“it’s hard to believe Fight Club is now 15 years old. As I was watching the film last night I found it hard to review because it is so ingrained in pop culture now it would be almost sacrilegious to say something bad about it. […] The first time I saw Fight Club I did not see the twist of [REDACTED] coming. I remember being surprised, but also very confused. I didn’t really understand how it worked then. On the second viewing it is easy to see a million clues pointing to this from the very beginning. Director David Fincher is very clever in how he orchestrates the film by giving you all these hints. He’s very good at walking that tight rope of not giving away too much. The twist is definitely one of the highlights of the film and why it is so memorable. It doesn’t feel cheap to me as some of these things normally do.” — Sherise, The Girl that Loved to Review

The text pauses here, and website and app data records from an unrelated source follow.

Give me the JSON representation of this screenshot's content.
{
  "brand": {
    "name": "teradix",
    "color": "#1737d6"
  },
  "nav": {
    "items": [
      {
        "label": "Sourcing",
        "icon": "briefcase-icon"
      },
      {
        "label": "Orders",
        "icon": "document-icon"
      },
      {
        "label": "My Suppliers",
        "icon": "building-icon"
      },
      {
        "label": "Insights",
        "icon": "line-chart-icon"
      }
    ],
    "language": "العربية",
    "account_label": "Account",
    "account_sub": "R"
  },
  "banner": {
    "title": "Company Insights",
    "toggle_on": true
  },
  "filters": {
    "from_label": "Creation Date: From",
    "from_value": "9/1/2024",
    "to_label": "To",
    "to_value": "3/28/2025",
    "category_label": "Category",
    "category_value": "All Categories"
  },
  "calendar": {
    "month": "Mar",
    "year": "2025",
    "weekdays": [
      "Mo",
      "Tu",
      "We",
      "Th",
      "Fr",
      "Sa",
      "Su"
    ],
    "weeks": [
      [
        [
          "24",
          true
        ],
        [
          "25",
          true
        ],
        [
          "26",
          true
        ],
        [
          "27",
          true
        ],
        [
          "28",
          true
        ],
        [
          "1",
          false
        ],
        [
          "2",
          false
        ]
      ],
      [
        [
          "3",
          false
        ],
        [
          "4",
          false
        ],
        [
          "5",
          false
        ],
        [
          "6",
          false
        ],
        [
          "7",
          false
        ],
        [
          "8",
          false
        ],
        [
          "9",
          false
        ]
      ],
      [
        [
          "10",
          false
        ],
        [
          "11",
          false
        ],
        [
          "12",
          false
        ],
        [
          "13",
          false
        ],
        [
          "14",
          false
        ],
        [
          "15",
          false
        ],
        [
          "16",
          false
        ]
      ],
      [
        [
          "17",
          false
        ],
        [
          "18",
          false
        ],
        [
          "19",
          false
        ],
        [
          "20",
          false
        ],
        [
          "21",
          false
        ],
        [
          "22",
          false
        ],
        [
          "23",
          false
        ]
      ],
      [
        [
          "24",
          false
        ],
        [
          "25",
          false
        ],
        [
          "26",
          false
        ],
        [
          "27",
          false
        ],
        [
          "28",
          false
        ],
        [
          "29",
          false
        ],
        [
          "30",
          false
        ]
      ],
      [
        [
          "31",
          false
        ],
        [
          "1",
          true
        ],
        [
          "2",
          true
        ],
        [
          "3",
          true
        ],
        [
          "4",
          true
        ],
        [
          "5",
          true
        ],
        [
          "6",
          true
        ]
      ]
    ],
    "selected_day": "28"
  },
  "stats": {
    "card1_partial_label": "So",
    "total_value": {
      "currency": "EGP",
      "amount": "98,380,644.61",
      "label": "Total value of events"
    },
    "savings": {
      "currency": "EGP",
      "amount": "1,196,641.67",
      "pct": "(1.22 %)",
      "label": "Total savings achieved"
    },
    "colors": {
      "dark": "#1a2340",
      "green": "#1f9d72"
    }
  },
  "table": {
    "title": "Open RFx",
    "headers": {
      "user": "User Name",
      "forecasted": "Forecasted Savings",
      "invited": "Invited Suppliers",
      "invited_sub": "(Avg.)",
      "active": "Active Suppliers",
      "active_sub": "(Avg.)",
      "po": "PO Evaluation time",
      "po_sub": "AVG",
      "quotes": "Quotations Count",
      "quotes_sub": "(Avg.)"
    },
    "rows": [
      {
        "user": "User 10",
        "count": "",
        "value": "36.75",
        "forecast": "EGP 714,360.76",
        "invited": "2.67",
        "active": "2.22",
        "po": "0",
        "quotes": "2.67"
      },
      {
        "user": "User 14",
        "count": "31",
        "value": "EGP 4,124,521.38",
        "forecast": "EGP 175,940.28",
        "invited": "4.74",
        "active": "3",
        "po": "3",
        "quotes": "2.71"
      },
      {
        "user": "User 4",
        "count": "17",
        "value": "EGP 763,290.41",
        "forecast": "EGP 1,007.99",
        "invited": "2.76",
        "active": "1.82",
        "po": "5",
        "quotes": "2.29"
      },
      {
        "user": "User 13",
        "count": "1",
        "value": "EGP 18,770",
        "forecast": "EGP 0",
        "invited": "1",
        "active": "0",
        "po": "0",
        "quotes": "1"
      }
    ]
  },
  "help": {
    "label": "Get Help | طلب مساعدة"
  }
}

IMDb Top 250 #10
Elsewhere on 100 Films…
I reviewed Fight Club as part of a retrospective on Fincher’s films back in 2011, saying “Fincher’s films often look great, but Fight Club is surely the most visually inventive. A list of exciting spectacles could be endless […] To top it off, the ‘regular’ cinematography is grounded in Fincher’s trademark darkness, as if every shot was conceived as just black and he added only what light was necessary.”
A controversial film to this day, Fight Club is a violent, explicit exploration of the turn-of-the-millennium Western male psyche, which hasn’t necessarily lost its relevance in the ensuing decade-and-a-half. Criticised by some for endorsing the anarchic lifestyle it depicts, praised by others for satirising that mode of thinking, and criticised by other others for not satirising it well enough, the film can certainly provoke a spread of views. There’s little doubt that David Fincher’s direction is memorably slick and inspired, however, and it has one of the most talked-about twists in movie history.
#33 will… boldly go where no comedy has gone before.